Your assignment: Your answer should be every line with the word "actual", copied from the data below.
---*---
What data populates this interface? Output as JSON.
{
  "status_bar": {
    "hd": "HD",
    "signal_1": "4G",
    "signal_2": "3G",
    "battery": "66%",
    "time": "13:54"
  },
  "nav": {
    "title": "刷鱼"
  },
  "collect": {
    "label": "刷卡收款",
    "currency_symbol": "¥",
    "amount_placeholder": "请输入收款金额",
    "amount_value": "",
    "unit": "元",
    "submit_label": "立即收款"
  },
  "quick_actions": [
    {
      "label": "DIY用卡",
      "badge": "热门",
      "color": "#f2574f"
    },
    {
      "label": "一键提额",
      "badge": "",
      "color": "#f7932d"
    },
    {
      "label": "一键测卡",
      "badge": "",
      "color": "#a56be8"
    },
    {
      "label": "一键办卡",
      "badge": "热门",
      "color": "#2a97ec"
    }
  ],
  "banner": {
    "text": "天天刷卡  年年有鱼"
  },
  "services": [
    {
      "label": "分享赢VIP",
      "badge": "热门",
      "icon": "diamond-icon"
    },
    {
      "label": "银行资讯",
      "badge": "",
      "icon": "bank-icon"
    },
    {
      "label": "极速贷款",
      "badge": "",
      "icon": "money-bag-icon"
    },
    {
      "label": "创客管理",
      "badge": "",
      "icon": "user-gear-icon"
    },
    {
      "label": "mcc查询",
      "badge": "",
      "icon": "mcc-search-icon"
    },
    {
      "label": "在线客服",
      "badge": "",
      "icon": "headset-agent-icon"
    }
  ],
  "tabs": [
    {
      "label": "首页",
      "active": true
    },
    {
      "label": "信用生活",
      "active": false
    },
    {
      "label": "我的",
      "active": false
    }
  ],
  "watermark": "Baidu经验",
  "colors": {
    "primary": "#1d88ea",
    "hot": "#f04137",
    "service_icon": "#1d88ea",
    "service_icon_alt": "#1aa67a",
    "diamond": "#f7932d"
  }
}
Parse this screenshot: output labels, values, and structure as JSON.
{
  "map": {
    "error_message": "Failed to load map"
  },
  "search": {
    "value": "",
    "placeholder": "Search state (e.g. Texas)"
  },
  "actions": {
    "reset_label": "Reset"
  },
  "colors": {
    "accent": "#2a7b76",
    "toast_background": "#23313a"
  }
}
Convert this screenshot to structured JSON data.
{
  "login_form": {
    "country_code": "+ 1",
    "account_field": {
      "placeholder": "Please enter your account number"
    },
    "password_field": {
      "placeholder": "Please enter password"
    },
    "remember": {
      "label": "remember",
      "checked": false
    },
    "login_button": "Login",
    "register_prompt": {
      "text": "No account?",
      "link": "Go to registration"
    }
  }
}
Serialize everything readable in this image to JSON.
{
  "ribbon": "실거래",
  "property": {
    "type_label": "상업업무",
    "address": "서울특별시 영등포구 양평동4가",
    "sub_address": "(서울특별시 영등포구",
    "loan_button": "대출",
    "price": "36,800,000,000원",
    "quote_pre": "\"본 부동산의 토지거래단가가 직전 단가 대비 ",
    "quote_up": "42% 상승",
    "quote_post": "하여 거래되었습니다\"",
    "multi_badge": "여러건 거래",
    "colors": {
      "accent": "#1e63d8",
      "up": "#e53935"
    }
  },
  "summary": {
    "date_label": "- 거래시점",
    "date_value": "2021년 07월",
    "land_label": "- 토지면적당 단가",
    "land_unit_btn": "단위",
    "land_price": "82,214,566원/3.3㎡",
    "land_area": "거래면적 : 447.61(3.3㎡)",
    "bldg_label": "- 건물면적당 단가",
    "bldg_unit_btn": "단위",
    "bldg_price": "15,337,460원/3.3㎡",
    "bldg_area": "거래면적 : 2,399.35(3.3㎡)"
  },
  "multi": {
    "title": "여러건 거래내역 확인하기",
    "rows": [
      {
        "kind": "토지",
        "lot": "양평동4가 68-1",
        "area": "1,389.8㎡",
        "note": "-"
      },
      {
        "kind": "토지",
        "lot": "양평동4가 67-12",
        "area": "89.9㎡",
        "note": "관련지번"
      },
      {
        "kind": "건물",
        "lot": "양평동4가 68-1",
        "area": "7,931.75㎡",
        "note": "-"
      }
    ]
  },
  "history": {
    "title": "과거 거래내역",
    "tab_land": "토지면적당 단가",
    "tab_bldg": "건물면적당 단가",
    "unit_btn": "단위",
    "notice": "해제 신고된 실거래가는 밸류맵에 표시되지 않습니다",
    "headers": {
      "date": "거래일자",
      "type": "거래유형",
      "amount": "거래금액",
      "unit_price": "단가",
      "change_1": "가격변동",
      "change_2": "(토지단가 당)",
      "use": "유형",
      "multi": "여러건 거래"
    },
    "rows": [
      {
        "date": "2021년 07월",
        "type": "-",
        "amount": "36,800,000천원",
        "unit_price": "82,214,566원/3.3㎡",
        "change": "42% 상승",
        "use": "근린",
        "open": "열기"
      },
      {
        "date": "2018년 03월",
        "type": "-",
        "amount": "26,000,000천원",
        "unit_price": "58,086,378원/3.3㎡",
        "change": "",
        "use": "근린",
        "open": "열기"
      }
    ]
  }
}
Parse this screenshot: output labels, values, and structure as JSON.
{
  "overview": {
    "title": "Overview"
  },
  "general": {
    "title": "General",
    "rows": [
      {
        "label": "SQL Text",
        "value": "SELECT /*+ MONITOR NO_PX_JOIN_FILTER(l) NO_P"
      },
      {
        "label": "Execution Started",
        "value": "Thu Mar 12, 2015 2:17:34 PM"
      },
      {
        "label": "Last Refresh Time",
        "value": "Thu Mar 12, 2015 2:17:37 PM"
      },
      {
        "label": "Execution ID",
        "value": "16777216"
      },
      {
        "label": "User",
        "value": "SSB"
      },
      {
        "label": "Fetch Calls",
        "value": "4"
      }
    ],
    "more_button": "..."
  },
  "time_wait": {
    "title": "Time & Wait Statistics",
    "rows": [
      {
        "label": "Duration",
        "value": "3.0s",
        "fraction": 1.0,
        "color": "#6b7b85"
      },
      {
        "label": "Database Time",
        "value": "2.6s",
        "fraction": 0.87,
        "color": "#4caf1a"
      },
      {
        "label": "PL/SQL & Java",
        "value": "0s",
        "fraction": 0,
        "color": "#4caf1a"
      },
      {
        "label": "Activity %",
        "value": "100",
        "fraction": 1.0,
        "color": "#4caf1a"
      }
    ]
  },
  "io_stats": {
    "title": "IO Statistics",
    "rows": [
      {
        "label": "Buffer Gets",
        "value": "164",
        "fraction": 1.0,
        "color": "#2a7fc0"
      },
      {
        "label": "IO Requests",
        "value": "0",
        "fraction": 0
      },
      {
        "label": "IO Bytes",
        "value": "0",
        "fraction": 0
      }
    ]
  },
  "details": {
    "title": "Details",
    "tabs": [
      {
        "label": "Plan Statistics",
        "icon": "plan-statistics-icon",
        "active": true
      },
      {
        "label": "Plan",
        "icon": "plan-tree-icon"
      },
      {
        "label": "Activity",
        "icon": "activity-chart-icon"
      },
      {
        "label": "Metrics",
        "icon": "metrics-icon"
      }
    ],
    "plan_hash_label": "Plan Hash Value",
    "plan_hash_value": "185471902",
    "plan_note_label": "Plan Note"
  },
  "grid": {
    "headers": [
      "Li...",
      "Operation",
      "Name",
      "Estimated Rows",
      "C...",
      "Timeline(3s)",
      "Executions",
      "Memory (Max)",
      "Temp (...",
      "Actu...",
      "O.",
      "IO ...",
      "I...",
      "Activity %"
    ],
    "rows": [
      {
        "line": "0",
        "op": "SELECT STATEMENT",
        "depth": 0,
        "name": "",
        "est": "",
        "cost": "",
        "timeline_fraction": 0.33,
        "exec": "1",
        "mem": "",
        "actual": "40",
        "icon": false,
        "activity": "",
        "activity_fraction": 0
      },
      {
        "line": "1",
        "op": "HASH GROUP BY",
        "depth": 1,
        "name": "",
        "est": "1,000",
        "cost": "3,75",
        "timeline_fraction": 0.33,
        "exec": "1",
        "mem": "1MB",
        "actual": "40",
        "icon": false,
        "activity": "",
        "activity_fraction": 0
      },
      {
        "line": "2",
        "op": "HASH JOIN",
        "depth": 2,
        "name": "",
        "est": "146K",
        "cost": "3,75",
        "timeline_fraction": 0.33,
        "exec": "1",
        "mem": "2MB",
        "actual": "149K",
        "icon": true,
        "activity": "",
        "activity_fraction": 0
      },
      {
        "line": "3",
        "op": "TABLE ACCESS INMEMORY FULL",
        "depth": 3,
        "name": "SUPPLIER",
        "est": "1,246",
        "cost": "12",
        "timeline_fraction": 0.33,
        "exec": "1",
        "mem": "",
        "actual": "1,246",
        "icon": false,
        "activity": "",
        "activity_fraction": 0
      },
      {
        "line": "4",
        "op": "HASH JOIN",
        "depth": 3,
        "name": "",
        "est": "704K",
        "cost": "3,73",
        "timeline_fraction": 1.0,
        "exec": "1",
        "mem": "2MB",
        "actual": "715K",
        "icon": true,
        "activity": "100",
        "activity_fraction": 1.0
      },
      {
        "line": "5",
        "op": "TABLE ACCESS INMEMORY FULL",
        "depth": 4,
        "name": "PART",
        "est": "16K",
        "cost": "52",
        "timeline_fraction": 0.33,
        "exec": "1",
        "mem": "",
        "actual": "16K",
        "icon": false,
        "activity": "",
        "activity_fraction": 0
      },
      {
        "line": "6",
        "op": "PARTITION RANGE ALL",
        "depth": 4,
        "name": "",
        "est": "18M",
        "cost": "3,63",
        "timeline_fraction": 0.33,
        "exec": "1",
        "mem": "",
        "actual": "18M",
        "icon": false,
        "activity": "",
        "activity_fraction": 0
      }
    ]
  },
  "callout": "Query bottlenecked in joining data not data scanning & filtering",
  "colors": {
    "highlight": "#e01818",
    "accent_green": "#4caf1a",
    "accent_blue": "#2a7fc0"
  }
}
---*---
Response to the exercise:
        "actual": "40",
        "actual": "40",
        "actual": "149K",
        "actual": "1,246",
        "actual": "715K",
        "actual": "16K",
        "actual": "18M",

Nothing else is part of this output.